▶ _Your assignment_: Could you restate the data below word for word, without its pictures?

[Given data Boundary: Start]

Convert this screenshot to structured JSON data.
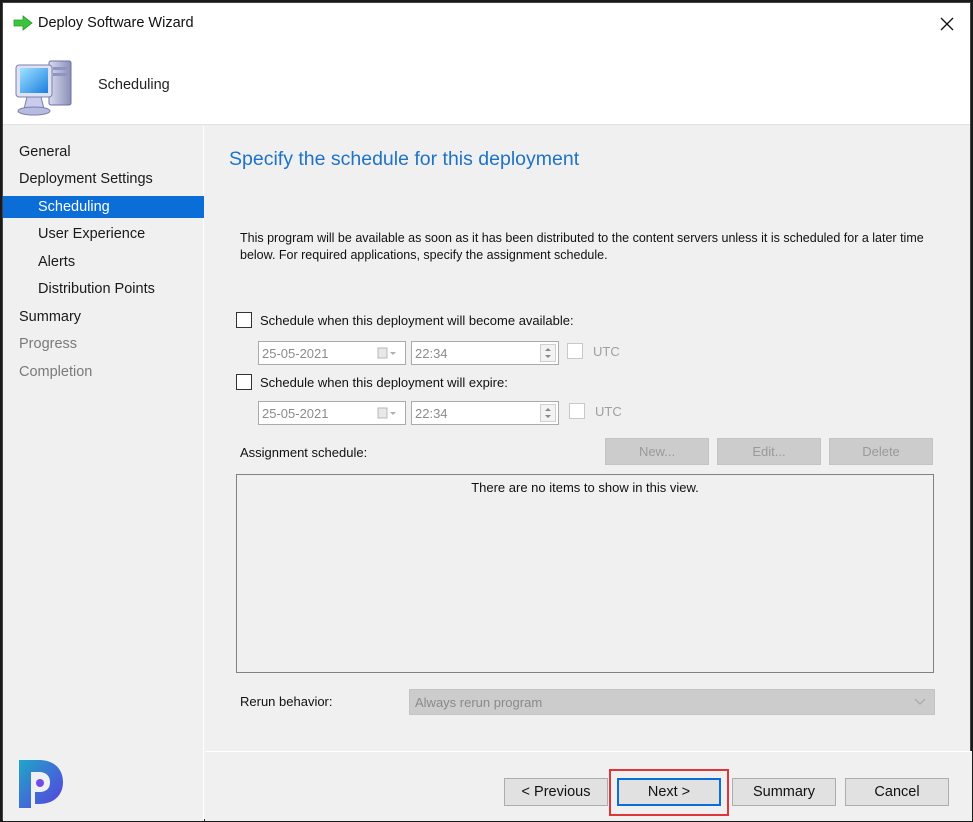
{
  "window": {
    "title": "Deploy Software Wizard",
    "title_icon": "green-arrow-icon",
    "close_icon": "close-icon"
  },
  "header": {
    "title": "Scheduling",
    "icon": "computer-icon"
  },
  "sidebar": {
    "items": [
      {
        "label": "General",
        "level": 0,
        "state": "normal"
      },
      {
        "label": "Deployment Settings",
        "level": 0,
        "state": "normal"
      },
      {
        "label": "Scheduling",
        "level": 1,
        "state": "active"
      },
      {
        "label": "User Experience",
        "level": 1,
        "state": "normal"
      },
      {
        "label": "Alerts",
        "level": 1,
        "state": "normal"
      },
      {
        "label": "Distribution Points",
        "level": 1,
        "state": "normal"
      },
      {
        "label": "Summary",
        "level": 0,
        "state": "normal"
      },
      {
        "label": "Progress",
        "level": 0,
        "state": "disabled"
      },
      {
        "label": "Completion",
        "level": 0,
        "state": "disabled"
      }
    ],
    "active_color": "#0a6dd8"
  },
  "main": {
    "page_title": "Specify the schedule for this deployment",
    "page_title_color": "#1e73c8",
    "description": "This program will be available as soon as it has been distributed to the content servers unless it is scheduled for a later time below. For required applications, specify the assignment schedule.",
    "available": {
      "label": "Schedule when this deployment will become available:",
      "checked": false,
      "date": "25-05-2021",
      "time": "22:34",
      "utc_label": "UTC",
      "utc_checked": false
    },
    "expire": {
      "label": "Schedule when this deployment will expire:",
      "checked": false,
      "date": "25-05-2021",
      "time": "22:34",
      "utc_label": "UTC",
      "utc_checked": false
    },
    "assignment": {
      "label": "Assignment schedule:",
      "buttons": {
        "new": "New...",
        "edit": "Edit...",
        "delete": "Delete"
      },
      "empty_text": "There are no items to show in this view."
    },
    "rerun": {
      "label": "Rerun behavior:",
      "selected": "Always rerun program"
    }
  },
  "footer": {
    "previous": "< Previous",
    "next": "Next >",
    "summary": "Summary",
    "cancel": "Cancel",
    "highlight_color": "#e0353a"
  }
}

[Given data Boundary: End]

▶ _Task solution_:
Convert this screenshot to structured JSON data.
{
  "window": {
    "title": "Deploy Software Wizard",
    "title_icon": "green-arrow-icon",
    "close_icon": "close-icon"
  },
  "header": {
    "title": "Scheduling",
    "icon": "computer-icon"
  },
  "sidebar": {
    "items": [
      {
        "label": "General",
        "level": 0,
        "state": "normal"
      },
      {
        "label": "Deployment Settings",
        "level": 0,
        "state": "normal"
      },
      {
        "label": "Scheduling",
        "level": 1,
        "state": "active"
      },
      {
        "label": "User Experience",
        "level": 1,
        "state": "normal"
      },
      {
        "label": "Alerts",
        "level": 1,
        "state": "normal"
      },
      {
        "label": "Distribution Points",
        "level": 1,
        "state": "normal"
      },
      {
        "label": "Summary",
        "level": 0,
        "state": "normal"
      },
      {
        "label": "Progress",
        "level": 0,
        "state": "disabled"
      },
      {
        "label": "Completion",
        "level": 0,
        "state": "disabled"
      }
    ],
    "active_color": "#0a6dd8"
  },
  "main": {
    "page_title": "Specify the schedule for this deployment",
    "page_title_color": "#1e73c8",
    "description": "This program will be available as soon as it has been distributed to the content servers unless it is scheduled for a later time below. For required applications, specify the assignment schedule.",
    "available": {
      "label": "Schedule when this deployment will become available:",
      "checked": false,
      "date": "25-05-2021",
      "time": "22:34",
      "utc_label": "UTC",
      "utc_checked": false
    },
    "expire": {
      "label": "Schedule when this deployment will expire:",
      "checked": false,
      "date": "25-05-2021",
      "time": "22:34",
      "utc_label": "UTC",
      "utc_checked": false
    },
    "assignment": {
      "label": "Assignment schedule:",
      "buttons": {
        "new": "New...",
        "edit": "Edit...",
        "delete": "Delete"
      },
      "empty_text": "There are no items to show in this view."
    },
    "rerun": {
      "label": "Rerun behavior:",
      "selected": "Always rerun program"
    }
  },
  "footer": {
    "previous": "< Previous",
    "next": "Next >",
    "summary": "Summary",
    "cancel": "Cancel",
    "highlight_color": "#e0353a"
  }
}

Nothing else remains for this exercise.